Timezone name is IDT, timezone=-7200
The time is Sat Apr 18 14:42:17 2009
Timezone name is UTC, timezone=0

Or, as I described it to a friend:

Me: Hi computer, do you know what timezone are we in? Computer: Yeah, it’s Israel Daylight Savings time, GMT+2:00 for standard time. Me: OK, and what time is it? Computer: 14:42 Me: No, that’s 3 hours late. What timezone are we in? Computer: Umm… UTC? Me: You just said IDT. Computer: Nuh-uh.

I’ll get to the bottom of this eventually :/

Addendum: It seems that the problem is even more complicated.
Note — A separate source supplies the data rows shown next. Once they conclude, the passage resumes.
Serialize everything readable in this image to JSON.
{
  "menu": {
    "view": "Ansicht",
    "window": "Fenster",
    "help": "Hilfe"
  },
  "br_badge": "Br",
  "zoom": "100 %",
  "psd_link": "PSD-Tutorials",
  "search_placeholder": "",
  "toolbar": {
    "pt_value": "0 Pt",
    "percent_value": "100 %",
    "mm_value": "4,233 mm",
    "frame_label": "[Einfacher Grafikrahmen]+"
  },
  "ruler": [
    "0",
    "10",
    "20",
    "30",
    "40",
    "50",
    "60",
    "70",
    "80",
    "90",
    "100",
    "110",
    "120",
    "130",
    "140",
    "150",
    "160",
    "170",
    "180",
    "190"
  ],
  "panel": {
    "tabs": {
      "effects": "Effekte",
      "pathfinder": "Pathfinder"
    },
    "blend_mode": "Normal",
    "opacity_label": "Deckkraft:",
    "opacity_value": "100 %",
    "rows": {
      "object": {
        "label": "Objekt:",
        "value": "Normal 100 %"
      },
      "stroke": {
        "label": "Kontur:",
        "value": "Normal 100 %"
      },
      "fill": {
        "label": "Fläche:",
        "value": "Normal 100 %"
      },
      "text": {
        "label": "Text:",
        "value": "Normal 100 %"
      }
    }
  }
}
For the following timezone file, C programs seem to work fine:

# Rule  NAME    FROM  TO    TYPE  IN   ON       AT    SAVE  LETTER/S
Rule    ZionIDT min   1939  -     Jan  1        00:00 1:00  D
Rule    ZionIDT 1939  only  -     Jan  1        00:00 0:00  S
Rule    ZionIDT 1940  2030  -     Jan  1        00:00 1:00  D
Rule    ZionIDT 2030  max   -     Jan  1        00:00 0:00  S
# Zone    NAME                GMTOFF  RULES/SAVE  FORMAT  [UNTIL]
Zone      IsraelIDT           2:00    ZionIDT     I%sT
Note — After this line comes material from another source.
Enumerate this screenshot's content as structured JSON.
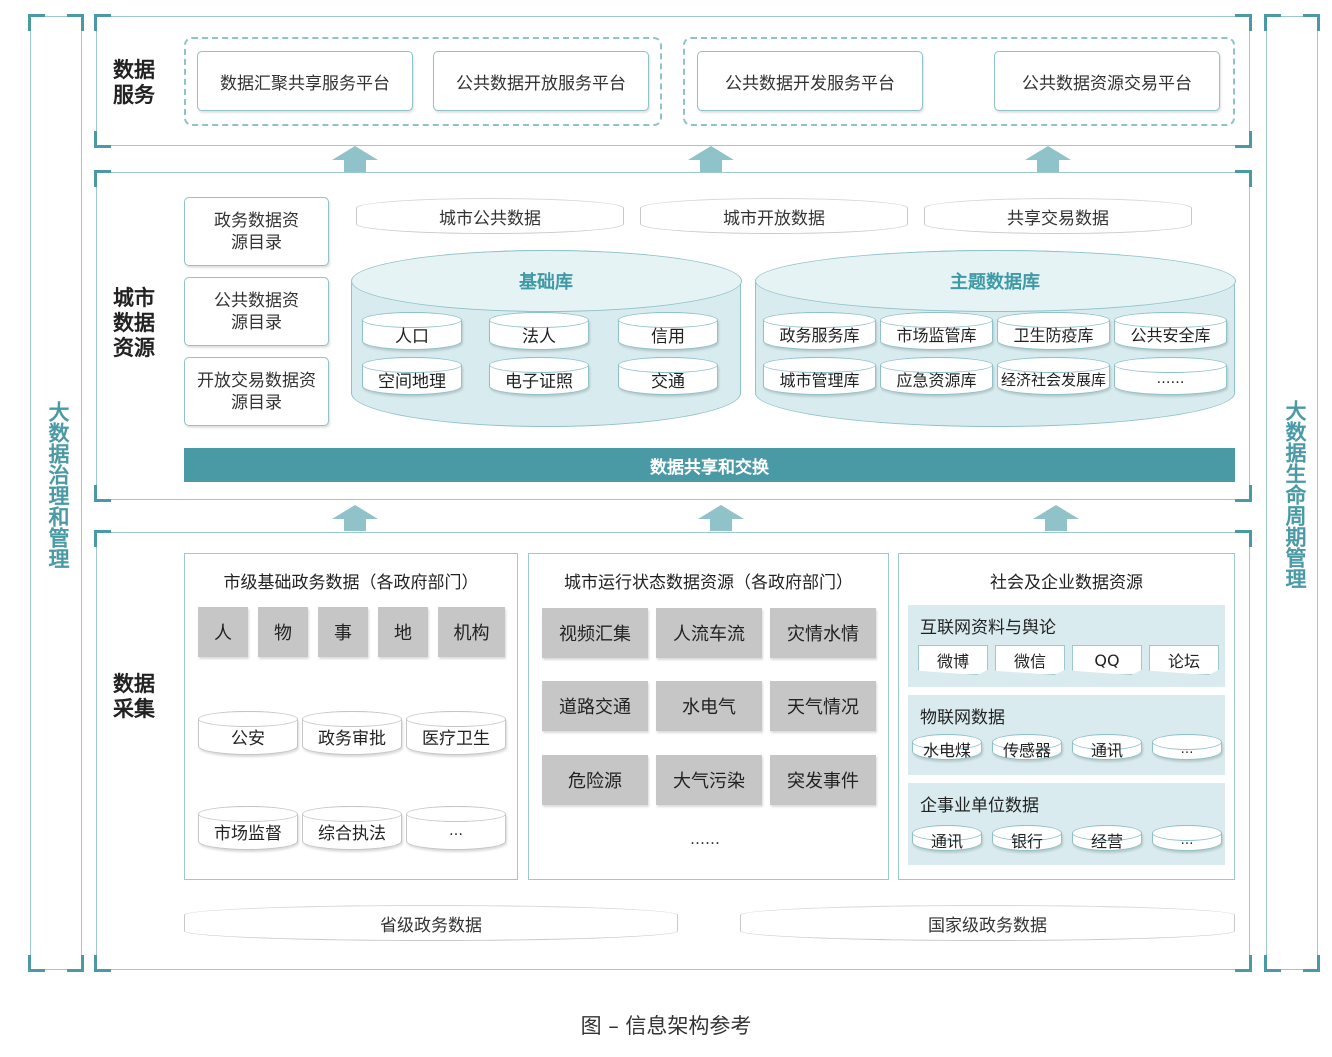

However, Python programs still show timezone = -10800. Examining Python’s code, I found this:

if( janzone < julyzone ) {
    /* DST is reversed in the southern hemisphere */
    PyModule_AddIntConstant(m, "timezone", julyzone);
    PyModule_AddIntConstant(m, "altzone", janzone);
    PyModule_AddIntConstant(m, "daylight",
        janzone != julyzone);
    PyModule_AddObject(m, "tzname",
        Py_BuildValue("(zz)",
        julyname, janname));
    } else {
        PyModule_AddIntConstant(m, "timezone", janzone);
        PyModule_AddIntConstant(m, "altzone", julyzone);
        PyModule_AddIntConstant(m, "daylight",
            janzone != julyzone);
        PyModule_AddObject(m, "tzname",
            Py_BuildValue("(zz)",
            janname, julyname));
}
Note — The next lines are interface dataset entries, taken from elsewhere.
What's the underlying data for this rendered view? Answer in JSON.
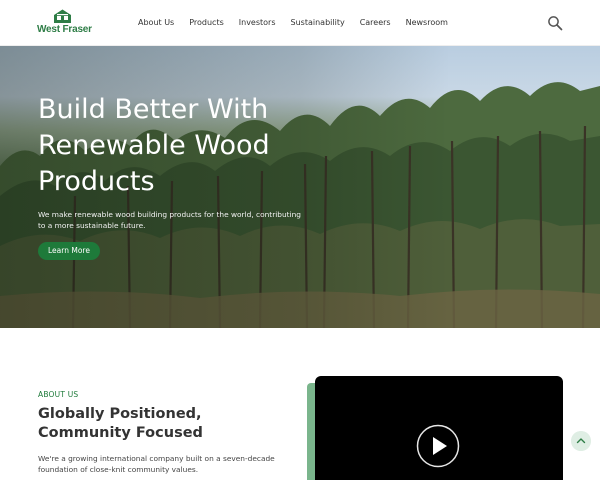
{
  "brand": {
    "name": "West Fraser",
    "color": "#2e7d46"
  },
  "nav": {
    "items": [
      {
        "label": "About Us"
      },
      {
        "label": "Products"
      },
      {
        "label": "Investors"
      },
      {
        "label": "Sustainability"
      },
      {
        "label": "Careers"
      },
      {
        "label": "Newsroom"
      }
    ],
    "search_icon": "search-icon"
  },
  "hero": {
    "title": "Build Better With Renewable Wood Products",
    "subtitle": "We make renewable wood building products for the world, contributing to a more sustainable future.",
    "cta_label": "Learn More",
    "cta_color": "#1e7a3a"
  },
  "about": {
    "label": "ABOUT US",
    "title": "Globally Positioned, Community Focused",
    "body": "We're a growing international company built on a seven-decade foundation of close-knit community values."
  },
  "video": {
    "play_icon": "play-icon"
  },
  "scroll_top": {
    "icon": "chevron-up-icon"
  }
}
And since June and July have the same timezone in our case, there’s a good chance that this is what’s going wrong. The moral of the story seems to be this - I should go with the first, simplest “always-DST” solution. Programs should ignore the timezone variable, as in our context it isn’t reliable. In general, all internal time handling should be done in UTC; when reading times from the outside world, if they are in local time - use mktime. If they are in a specified timezone, use timegm and compensate manually. I’d love to hear better ideas in the comments.